The key difference between calcite and aragonite is that the crystal system of calcite is trigonal, whereas the crystal system of aragonite is orthorhombic.
Both calcite and aragonite are two different forms of the same compound, i.e., calcium carbonate (CaCO3). Since they are different structures of the same chemical compound, we call them polymorphs. However, they have distinct physical properties.
What is Calcite?
Calcite is the most stable polymorph of calcium carbonate. It is a carbonate mineral. Its crystal system is trigonal. Moreover, it is mainly colourless or white, but sometimes it can be grey, yellow or green as well. The lustre of this mineral is vitreous to pearly on cleavage surfaces while the mineral streak is white.
Calcite mineral has a considerable hardness; its Mohs hardness value is 3. The specific gravity of calcite is 2.71. Moreover, this mineral can be transparent or opaque. Occasionally it may show phosphorescence or fluorescence. Single crystals of calcite show birefringence; if we observe an object through this crystal, it appears doubled.

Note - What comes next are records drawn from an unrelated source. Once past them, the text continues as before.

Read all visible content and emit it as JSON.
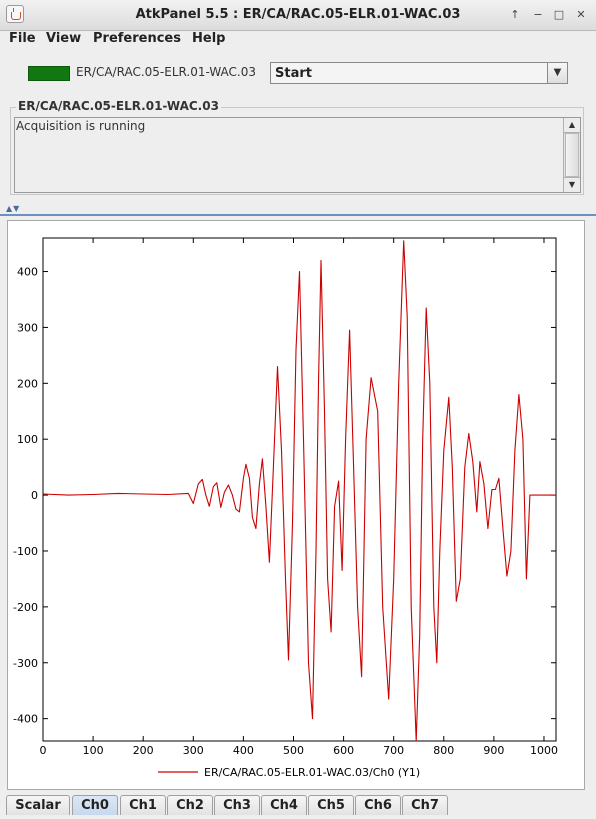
{
  "window": {
    "title": "AtkPanel  5.5  : ER/CA/RAC.05-ELR.01-WAC.03",
    "controls": [
      "↑",
      "−",
      "□",
      "✕"
    ]
  },
  "menu": [
    "File",
    "View",
    "Preferences",
    "Help"
  ],
  "device": {
    "state_color": "#117711",
    "name": "ER/CA/RAC.05-ELR.01-WAC.03",
    "command_selected": "Start"
  },
  "status": {
    "title": "ER/CA/RAC.05-ELR.01-WAC.03",
    "text": "Acquisition is running"
  },
  "chart_data": {
    "type": "line",
    "title": "",
    "xlabel": "",
    "ylabel": "",
    "xlim": [
      0,
      1024
    ],
    "ylim": [
      -440,
      460
    ],
    "xticks": [
      0,
      100,
      200,
      300,
      400,
      500,
      600,
      700,
      800,
      900,
      1000
    ],
    "yticks": [
      -400,
      -300,
      -200,
      -100,
      0,
      100,
      200,
      300,
      400
    ],
    "grid": false,
    "legend": "bottom-center",
    "series": [
      {
        "name": "ER/CA/RAC.05-ELR.01-WAC.03/Ch0 (Y1)",
        "color": "#cc0000",
        "x": [
          0,
          50,
          100,
          150,
          200,
          250,
          290,
          300,
          310,
          318,
          325,
          332,
          340,
          347,
          355,
          362,
          370,
          378,
          385,
          392,
          400,
          405,
          412,
          418,
          425,
          432,
          438,
          445,
          452,
          460,
          468,
          476,
          484,
          490,
          498,
          505,
          512,
          520,
          530,
          538,
          545,
          550,
          555,
          562,
          568,
          575,
          582,
          590,
          597,
          604,
          612,
          620,
          628,
          636,
          645,
          655,
          668,
          678,
          690,
          700,
          710,
          720,
          727,
          735,
          745,
          752,
          758,
          765,
          772,
          780,
          786,
          792,
          800,
          810,
          817,
          825,
          833,
          842,
          850,
          858,
          866,
          872,
          880,
          888,
          896,
          903,
          910,
          918,
          926,
          934,
          942,
          950,
          958,
          965,
          972,
          980,
          986,
          992,
          1000,
          1008,
          1016,
          1024
        ],
        "y": [
          2,
          0,
          1,
          3,
          2,
          1,
          3,
          -15,
          20,
          28,
          0,
          -20,
          15,
          22,
          -22,
          5,
          18,
          0,
          -25,
          -30,
          30,
          55,
          30,
          -40,
          -60,
          20,
          65,
          -20,
          -120,
          50,
          230,
          80,
          -150,
          -295,
          -50,
          260,
          400,
          100,
          -300,
          -400,
          -100,
          200,
          420,
          150,
          -150,
          -245,
          -20,
          25,
          -135,
          100,
          295,
          50,
          -200,
          -325,
          100,
          210,
          150,
          -200,
          -365,
          -150,
          200,
          455,
          320,
          -200,
          -440,
          -250,
          100,
          335,
          200,
          -200,
          -300,
          -100,
          80,
          175,
          50,
          -190,
          -150,
          50,
          110,
          60,
          -30,
          60,
          20,
          -60,
          10,
          10,
          30,
          -60,
          -145,
          -100,
          80,
          180,
          100,
          -150,
          0,
          0,
          0,
          0,
          0,
          0,
          0,
          0
        ]
      }
    ]
  },
  "tabs": [
    "Scalar",
    "Ch0",
    "Ch1",
    "Ch2",
    "Ch3",
    "Ch4",
    "Ch5",
    "Ch6",
    "Ch7"
  ],
  "selected_tab": "Ch0"
}
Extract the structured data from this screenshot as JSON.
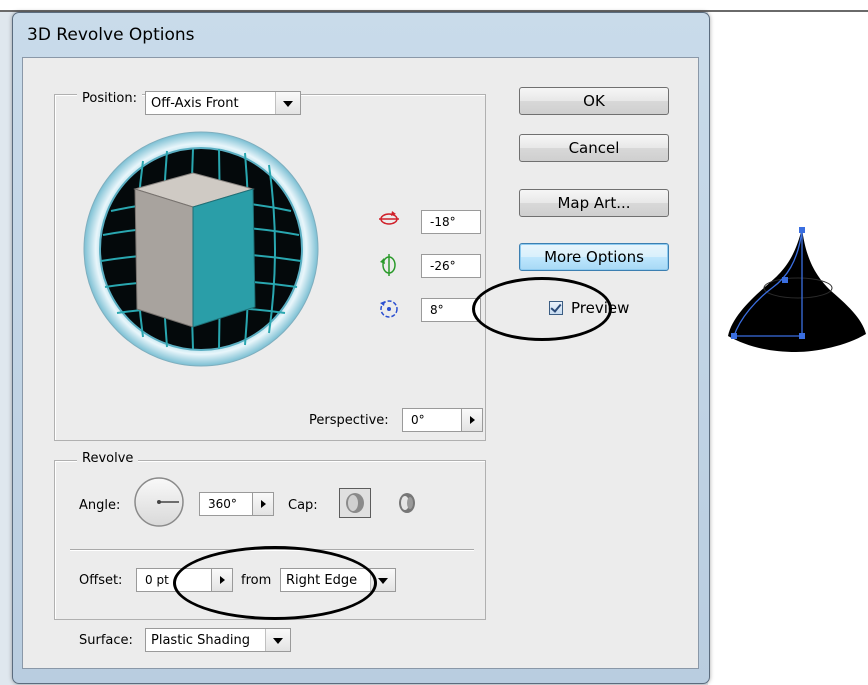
{
  "dialog": {
    "title": "3D Revolve Options"
  },
  "position": {
    "label": "Position:",
    "selected": "Off-Axis Front",
    "rotation_x": "-18°",
    "rotation_y": "-26°",
    "rotation_z": "8°",
    "perspective_label": "Perspective:",
    "perspective_value": "0°"
  },
  "buttons": {
    "ok": "OK",
    "cancel": "Cancel",
    "map_art": "Map Art...",
    "more_options": "More Options"
  },
  "preview": {
    "label": "Preview",
    "checked": true
  },
  "revolve": {
    "legend": "Revolve",
    "angle_label": "Angle:",
    "angle_value": "360°",
    "cap_label": "Cap:",
    "offset_label": "Offset:",
    "offset_value": "0 pt",
    "from_label": "from",
    "from_selected": "Right Edge"
  },
  "surface": {
    "label": "Surface:",
    "selected": "Plastic Shading"
  },
  "colors": {
    "cube_front": "#2a9ea8",
    "cube_top": "#cfcac4",
    "cube_side": "#a8a39e",
    "grid": "#29a7b0",
    "rotation_x_icon": "#d0202a",
    "rotation_y_icon": "#2a9a2a",
    "rotation_z_icon": "#2a4ed0",
    "selection_path": "#3a6ee0"
  }
}
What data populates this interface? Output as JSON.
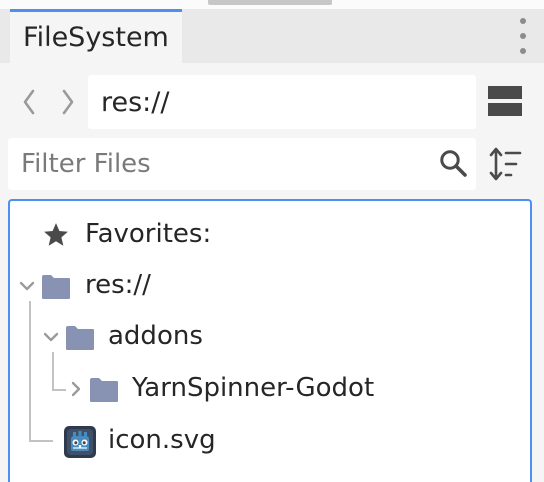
{
  "panel": {
    "tab_label": "FileSystem"
  },
  "navigation": {
    "back_icon": "chevron-left-icon",
    "forward_icon": "chevron-right-icon",
    "path": "res://",
    "layout_toggle_icon": "split-layout-icon"
  },
  "filter": {
    "placeholder": "Filter Files",
    "value": "",
    "search_icon": "search-icon",
    "sort_icon": "sort-icon"
  },
  "tree": {
    "favorites_label": "Favorites:",
    "items": [
      {
        "label": "res://",
        "type": "folder",
        "expanded": true,
        "depth": 0
      },
      {
        "label": "addons",
        "type": "folder",
        "expanded": true,
        "depth": 1
      },
      {
        "label": "YarnSpinner-Godot",
        "type": "folder",
        "expanded": false,
        "depth": 2
      },
      {
        "label": "icon.svg",
        "type": "file",
        "depth": 1
      }
    ]
  },
  "colors": {
    "accent": "#4f8ff0",
    "folder": "#8893b4",
    "text": "#262626",
    "placeholder": "#7a7a7a",
    "icon_dark": "#4a4a4a"
  }
}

Furthermore, calcite can dissolve in many acid forms. Similarly, it can dissolve in groundwater. Sometimes, it gets precipitated by groundwater; however, factors like temperature and pH of the groundwater have an effect on this precipitation. Moreover, the construction industry is the main consumer of calcite; they use this mineral in the form of limestone and marble to produce cement and concrete. Besides, microbiologically precipitated calcite has many applications including soil remediation, soil stabilization and concrete repair.
What is Aragonite?
Aragonite is a stable polymorph of calcium carbonate. This mineral is formed as a result of precipitation from marine and freshwater environments. The crystal structure of this mineral is orthorhombic. Aragonite mainly occurs in either columnar or fibrous forms. There can be different coloured aragonite minerals: white, red, yellow, orange, green, purple, etc.
The fracture of this mineral is subconchoidal. Its hardness in the Mohs scale is between 3.5 to 4.0. Its specific gravity is 2.96. When considering the lustre, it has vitreous, resinous on fracture surfaces. Moreover, its mineral streak is white.
More importantly, this mineral is thermodynamically unstable at standard temperature and pressure. Therefore, it tends to convert into calcite on scales of 107 to 108 years. That means; calcite is more stable than aragonite. When considering the uses of this mineral, it is essential for the replication of reef conditions in aquaria. Furthermore, it keeps the pH of the seawater close to its natural level.
What is the Relationship Between Calcite and Aragonite?
- Calcite and aragonite are polymorphs of calcium carbonate.
- At surface conditions, aragonite spontaneously turns into calcite over geologic time.
What is the Difference Between Calcite and Aragonite?
Calcium carbonate has three polymorphs: calcite, aragonite and vaterite. The key difference between calcite and aragonite is that the crystal system of calcite is trigonal, whereas the crystal system of aragonite is orthorhombic. There is also a difference between calcite and aragonite in terms of stability. Calcite is the most stable polymorph of calcium carbonate. Although aragonite is also a stable polymorph, it is not stable as calcite.
Below infographic provides more details regarding the difference between calcite and aragonite.
Summary – Calcite vs Aragonite
Calcite and aragonite are polymorphs of calcium carbonate. The key difference between calcite and aragonite is that the crystal system of calcite is trigonal, whereas the crystal system of aragonite is orthorhombic. Moreover, calcite is more stable than aragonite.